Park Board 'disappointed' in Star Tribune for glorifying trespassing at Minnehaha Falls

Today, the Star Tribune published a cool slideshow of scenes behind and around frozen Minnehaha Falls.

There's just one problem -- just about everyone shown in the photos is trespassing, as the area featured is behind a barricade and "no trespassing" sign.

Smothers acknowledges there was no ill intent on the Strib's part -- "it's beautiful, absolutely stunning back there," she says -- but adds that the concern "is more about safety than anything else because it puts police and emergency personnel at peril."

Park Board officials received more reports than usual today about people trekking behind the falls, Smothers says.

"The only way to get down there is to go down stairs past a barricade," she adds. "The bottom gate is closed with 'no trespassing' signs, so you have to climb over that to access [the area behind the falls]... there's no trail, it's just kind freestyling."

We called up Smothers after reading the following statement, which was distributed by the Park Board in response to the Strib's slideshow (emphasis in the original):

While Minnehaha Falls is breathtaking in its current frozen state, visitors are reminded that the safest and only authorized areas to view this local treasure is from the footbridge above the falls or the overlook area near the pavilion/SeaSalt restaurant.

Because of moving water, boulders, slippery slopes and other unsafe conditions, it is unsafe to access the base of the falls any time of year. In winter, the stairs leading down to the creek below the falls are cordoned off. Visitors accessing the falls area by sliding down or using ropes to the gorge's slopes are not only putting themselves at risk for injury, they are also endangering the lives of police and other emergency personnel who will need to respond when an injury does occur.
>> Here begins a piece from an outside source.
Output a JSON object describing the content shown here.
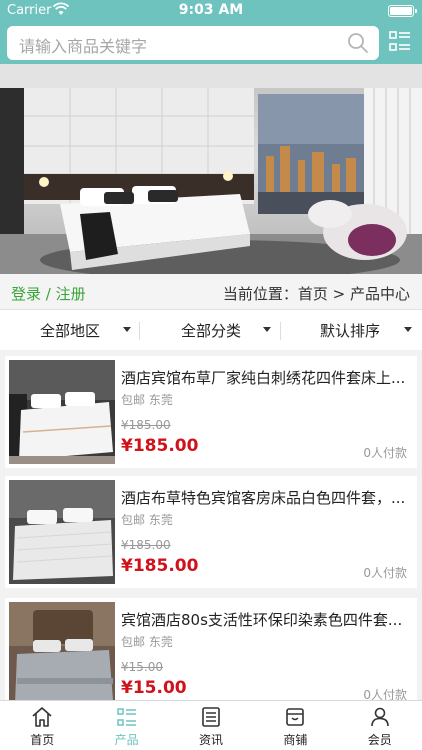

In addition to putting themselves and others at risk, individuals behind and at the base of the falls are also trespassing. (No Trespassing signs are posted in the area and additional signs are being posted to increase awareness.)

The Park Board is disappointed that local media is encouraging this behavior by covering it without explaining that it is dangerous and illegal. We have asked that they promote viewing the falls from a safe and appropriate location.

The Strib, for its part, changed the introduction to the slideshow to read, "Minnehaha Falls in Minneapolis is a frozen wonderland in January, and many people ignore 'No trespassing' signs to climb behind and along the slope of the falls, something the Park Board stresses is illegal and dangerous due to moving water, slippery slopes and generally unsafe conditions."

We asked the Strib's social media manager if that language was added in response to Smothers's concerns: